There’s no overstating it: 2020 was a hell of a year. When future generations learn about 2020, the pandemic, social tension and political unrest will take up most of the oxygen. But for those learning about the history of cybersecurity, 2020 and a midsize company from Austin, Texas — SolarWinds — will take center stage.
Malicious code in one update of a trusted software provider was the Trojan horse that enabled access to petabytes of private data across 18,000 organizations, including Fortune 500s and government entities.
Every business leader must acknowledge what many in cybersecurity have been saying — cyber strategy is company strategy.
Why will SolarWinds be so generationally important, and why am I talking about it? Because the large (and growing) impact of the hack and the substantial (and mounting) losses mean that every business leader must acknowledge what many in cybersecurity have been saying — cyber strategy is company strategy. It is not an audit, but an important part of C-suite strategies and best practices ranging from employee onboarding to mundane everyday coding.
I believe generational startups will be created from this reckoning with cybersecurity, just as they’ve been created coming out of market disruptions in the past.
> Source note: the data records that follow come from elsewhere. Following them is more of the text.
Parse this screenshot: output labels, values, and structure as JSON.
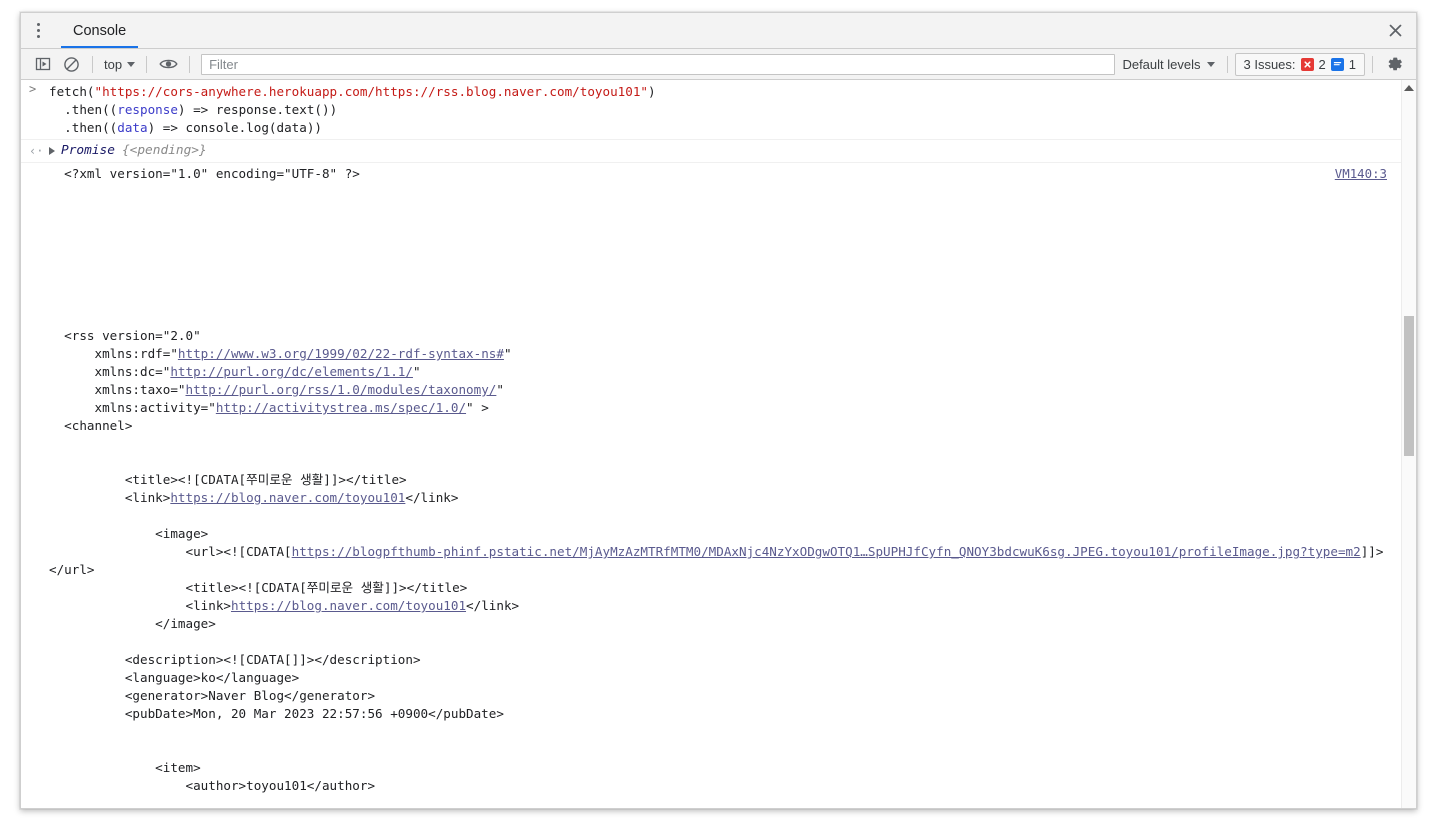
{
  "window": {
    "close_label": "×"
  },
  "tabstrip": {
    "menu_name": "more-options",
    "tabs": [
      {
        "label": "Console",
        "active": true
      }
    ]
  },
  "toolbar": {
    "sidebar_toggle_title": "Show console sidebar",
    "clear_title": "Clear console",
    "context_value": "top",
    "eye_title": "Create live expression",
    "filter_value": "",
    "filter_placeholder": "Filter",
    "levels_label": "Default levels",
    "issues_label": "3 Issues:",
    "issues_error_count": "2",
    "issues_info_count": "1",
    "settings_title": "Console settings"
  },
  "colors": {
    "accent": "#1a73e8",
    "error_badge": "#e53935",
    "info_badge": "#1a73e8",
    "string_token": "#c41a16",
    "variable_token": "#3b3bc9",
    "link": "#5a5a8e",
    "toolbar_bg": "#f3f3f3"
  },
  "console": {
    "command": {
      "gutter": ">",
      "lines": [
        [
          {
            "t": "plain",
            "v": "fetch("
          },
          {
            "t": "str",
            "v": "\"https://cors-anywhere.herokuapp.com/https://rss.blog.naver.com/toyou101\""
          },
          {
            "t": "plain",
            "v": ")"
          }
        ],
        [
          {
            "t": "plain",
            "v": "  .then(("
          },
          {
            "t": "var",
            "v": "response"
          },
          {
            "t": "plain",
            "v": ") => response.text())"
          }
        ],
        [
          {
            "t": "plain",
            "v": "  .then(("
          },
          {
            "t": "var",
            "v": "data"
          },
          {
            "t": "plain",
            "v": ") => console.log(data))"
          }
        ]
      ]
    },
    "result": {
      "gutter": "‹·",
      "name": "Promise",
      "value": "{<pending>}"
    },
    "output": {
      "source_link": "VM140:3",
      "segments": [
        {
          "k": "text",
          "v": "  <?xml version=\"1.0\" encoding=\"UTF-8\" ?>\n\n\n\n\n\n\n\n\n  <rss version=\"2.0\"\n      xmlns:rdf=\""
        },
        {
          "k": "link",
          "v": "http://www.w3.org/1999/02/22-rdf-syntax-ns#"
        },
        {
          "k": "text",
          "v": "\"\n      xmlns:dc=\""
        },
        {
          "k": "link",
          "v": "http://purl.org/dc/elements/1.1/"
        },
        {
          "k": "text",
          "v": "\"\n      xmlns:taxo=\""
        },
        {
          "k": "link",
          "v": "http://purl.org/rss/1.0/modules/taxonomy/"
        },
        {
          "k": "text",
          "v": "\"\n      xmlns:activity=\""
        },
        {
          "k": "link",
          "v": "http://activitystrea.ms/spec/1.0/"
        },
        {
          "k": "text",
          "v": "\" >\n  <channel>\n\n\n          <title><![CDATA[쭈미로운 생활]]></title>\n          <link>"
        },
        {
          "k": "link",
          "v": "https://blog.naver.com/toyou101"
        },
        {
          "k": "text",
          "v": "</link>\n\n              <image>\n                  <url><![CDATA["
        },
        {
          "k": "link",
          "v": "https://blogpfthumb-phinf.pstatic.net/MjAyMzAzMTRfMTM0/MDAxNjc4NzYxODgwOTQ1…SpUPHJfCyfn_QNOY3bdcwuK6sg.JPEG.toyou101/profileImage.jpg?type=m2"
        },
        {
          "k": "text",
          "v": "]]></url>\n                  <title><![CDATA[쭈미로운 생활]]></title>\n                  <link>"
        },
        {
          "k": "link",
          "v": "https://blog.naver.com/toyou101"
        },
        {
          "k": "text",
          "v": "</link>\n              </image>\n\n          <description><![CDATA[]]></description>\n          <language>ko</language>\n          <generator>Naver Blog</generator>\n          <pubDate>Mon, 20 Mar 2023 22:57:56 +0900</pubDate>\n\n\n              <item>\n                  <author>toyou101</author>"
        }
      ]
    }
  },
  "scrollbar": {
    "up_arrow_name": "scroll-up-arrow",
    "thumb_name": "scrollbar-thumb"
  }
}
I’ve been thinking about this for a while, but it is more clear than ever that we will see cyber go on a tear this next decade.
Forecasts suggest $100 billion of new market value by 2025 alone, putting total market size at close to $280 billion, but I think this figure is conservative. Cyber is — and will be — a massive business.
One key driver of growth in the cyber market is really easy to understand, but really hard to solve for: data. Cyber is often a second-order value proposition, after speed of development, managing IT assets or data. We’re familiar with the idea that “data is the new oil.” Since that phrase was coined by mathematician Clive Humby 15 years ago, the total amount of data in the world has increased 74x.
By 2025, IDC forecasts the data universe will consist of 175 zettabytes. In case you don’t know, one zettabyte is 1 trillion gigabytes. If you were to download 175 zettabytes of data on your computer, it would take you 1.8 billion years. Mind-boggling!
And it only increases exponentially from here. From likes, posts, profile views, follows and RTs for end consumers to time on site, conversion rate and bounce rate for websites to events, errors and anomaly tracking in IoT — all of this data is logged and tracked. We’ve seen billion-dollar companies built, taken public and acquired that ingest and visualize all of the data we capture.
The next generation of API startups is valuable proportionally to their ability to “talk” with apps in the ecosystem by sharing and ingesting data.